PROBLEM DESCRIPTION >> Report the count of lines in the records that contain "From", without any added text.

INFORMATION >>
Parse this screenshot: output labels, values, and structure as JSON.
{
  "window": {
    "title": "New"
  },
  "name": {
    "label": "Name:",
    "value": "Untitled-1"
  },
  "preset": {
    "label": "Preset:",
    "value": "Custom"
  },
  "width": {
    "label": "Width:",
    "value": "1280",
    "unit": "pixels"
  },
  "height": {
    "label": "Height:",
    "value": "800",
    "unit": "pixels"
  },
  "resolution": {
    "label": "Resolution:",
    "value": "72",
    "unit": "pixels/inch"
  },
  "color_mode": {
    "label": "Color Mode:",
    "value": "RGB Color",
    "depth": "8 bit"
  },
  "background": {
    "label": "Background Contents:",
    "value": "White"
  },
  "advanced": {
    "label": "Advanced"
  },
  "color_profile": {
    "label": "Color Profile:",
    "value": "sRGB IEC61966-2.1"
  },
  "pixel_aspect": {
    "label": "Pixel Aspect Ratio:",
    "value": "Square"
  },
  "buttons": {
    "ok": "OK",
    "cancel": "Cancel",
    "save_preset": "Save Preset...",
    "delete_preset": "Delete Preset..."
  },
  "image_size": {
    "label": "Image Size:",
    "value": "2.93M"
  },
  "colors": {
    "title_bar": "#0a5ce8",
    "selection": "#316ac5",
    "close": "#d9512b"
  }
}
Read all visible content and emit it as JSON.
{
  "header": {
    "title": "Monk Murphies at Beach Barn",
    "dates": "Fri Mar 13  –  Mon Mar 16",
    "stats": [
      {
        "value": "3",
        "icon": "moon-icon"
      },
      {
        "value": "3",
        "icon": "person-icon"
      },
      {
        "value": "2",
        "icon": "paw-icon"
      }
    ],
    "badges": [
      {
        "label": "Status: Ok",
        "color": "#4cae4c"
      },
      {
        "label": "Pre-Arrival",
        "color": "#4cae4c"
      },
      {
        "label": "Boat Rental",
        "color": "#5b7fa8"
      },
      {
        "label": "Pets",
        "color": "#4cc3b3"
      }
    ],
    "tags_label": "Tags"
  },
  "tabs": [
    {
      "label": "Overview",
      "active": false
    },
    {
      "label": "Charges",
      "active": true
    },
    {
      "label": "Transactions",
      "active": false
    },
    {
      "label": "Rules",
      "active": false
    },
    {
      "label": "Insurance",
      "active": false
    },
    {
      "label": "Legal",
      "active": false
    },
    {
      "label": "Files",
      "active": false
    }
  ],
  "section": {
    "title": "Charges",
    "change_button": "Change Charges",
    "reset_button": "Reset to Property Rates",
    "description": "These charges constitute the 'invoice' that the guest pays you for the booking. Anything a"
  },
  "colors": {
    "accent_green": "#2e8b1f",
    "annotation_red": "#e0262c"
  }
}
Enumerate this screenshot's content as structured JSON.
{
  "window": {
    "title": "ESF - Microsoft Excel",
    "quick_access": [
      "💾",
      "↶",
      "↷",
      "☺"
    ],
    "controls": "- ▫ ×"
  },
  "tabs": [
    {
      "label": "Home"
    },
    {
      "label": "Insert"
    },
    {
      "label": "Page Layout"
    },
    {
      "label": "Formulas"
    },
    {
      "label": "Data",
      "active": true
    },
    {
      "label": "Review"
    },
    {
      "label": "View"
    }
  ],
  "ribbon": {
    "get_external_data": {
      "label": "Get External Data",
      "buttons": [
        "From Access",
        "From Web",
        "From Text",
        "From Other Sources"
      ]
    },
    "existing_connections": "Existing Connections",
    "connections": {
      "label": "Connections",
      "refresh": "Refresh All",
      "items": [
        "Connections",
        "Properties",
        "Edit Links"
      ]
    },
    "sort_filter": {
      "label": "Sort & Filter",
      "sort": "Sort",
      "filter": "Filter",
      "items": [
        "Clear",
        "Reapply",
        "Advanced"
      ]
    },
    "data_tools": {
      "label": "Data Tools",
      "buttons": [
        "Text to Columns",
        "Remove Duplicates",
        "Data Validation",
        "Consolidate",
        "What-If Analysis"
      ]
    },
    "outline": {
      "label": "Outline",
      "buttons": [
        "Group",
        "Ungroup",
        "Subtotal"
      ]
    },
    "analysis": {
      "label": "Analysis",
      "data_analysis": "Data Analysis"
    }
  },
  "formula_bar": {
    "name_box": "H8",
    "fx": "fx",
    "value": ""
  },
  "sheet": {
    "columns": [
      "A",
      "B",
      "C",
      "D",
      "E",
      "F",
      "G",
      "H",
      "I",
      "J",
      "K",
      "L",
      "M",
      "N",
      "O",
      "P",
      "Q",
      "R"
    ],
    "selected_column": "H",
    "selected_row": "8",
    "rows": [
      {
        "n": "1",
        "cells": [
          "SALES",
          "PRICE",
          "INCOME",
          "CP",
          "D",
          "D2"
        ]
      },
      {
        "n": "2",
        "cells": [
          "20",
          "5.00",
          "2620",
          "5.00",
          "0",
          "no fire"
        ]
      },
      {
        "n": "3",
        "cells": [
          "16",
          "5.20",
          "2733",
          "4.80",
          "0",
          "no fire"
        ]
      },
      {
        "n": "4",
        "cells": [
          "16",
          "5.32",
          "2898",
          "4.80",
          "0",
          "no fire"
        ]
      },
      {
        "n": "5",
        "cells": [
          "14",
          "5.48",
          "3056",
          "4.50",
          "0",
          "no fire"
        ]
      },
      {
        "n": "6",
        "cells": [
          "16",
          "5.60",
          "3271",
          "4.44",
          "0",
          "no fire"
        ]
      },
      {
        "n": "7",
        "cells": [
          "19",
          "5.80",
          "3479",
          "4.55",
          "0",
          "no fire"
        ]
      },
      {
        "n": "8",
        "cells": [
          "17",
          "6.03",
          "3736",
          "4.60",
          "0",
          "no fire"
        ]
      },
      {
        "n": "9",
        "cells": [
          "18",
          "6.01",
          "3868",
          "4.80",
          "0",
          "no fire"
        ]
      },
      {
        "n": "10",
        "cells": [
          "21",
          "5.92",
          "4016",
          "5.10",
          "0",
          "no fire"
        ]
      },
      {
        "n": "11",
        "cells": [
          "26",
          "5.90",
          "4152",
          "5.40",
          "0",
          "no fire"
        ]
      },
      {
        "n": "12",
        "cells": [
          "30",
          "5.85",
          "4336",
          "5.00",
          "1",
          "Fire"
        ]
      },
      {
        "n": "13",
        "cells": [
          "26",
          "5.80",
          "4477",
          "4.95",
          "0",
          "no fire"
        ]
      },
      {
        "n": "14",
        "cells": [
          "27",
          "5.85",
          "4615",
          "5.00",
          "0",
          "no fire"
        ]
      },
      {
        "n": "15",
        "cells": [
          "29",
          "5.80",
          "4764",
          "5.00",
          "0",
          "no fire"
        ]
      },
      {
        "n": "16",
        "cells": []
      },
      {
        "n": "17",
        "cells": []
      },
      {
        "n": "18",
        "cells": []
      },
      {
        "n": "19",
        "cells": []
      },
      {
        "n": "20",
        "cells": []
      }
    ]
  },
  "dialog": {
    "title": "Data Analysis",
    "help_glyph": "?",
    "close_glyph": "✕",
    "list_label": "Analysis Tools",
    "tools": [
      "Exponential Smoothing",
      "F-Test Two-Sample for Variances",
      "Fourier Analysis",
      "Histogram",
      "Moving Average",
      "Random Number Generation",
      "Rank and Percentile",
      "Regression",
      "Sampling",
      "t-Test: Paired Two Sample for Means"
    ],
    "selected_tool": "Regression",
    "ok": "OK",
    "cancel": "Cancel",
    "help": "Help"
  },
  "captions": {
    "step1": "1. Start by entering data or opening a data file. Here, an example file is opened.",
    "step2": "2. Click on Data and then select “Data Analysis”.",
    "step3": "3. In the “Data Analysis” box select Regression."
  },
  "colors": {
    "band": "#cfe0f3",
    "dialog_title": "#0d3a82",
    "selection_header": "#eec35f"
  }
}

OUTPUT BELOW >> 4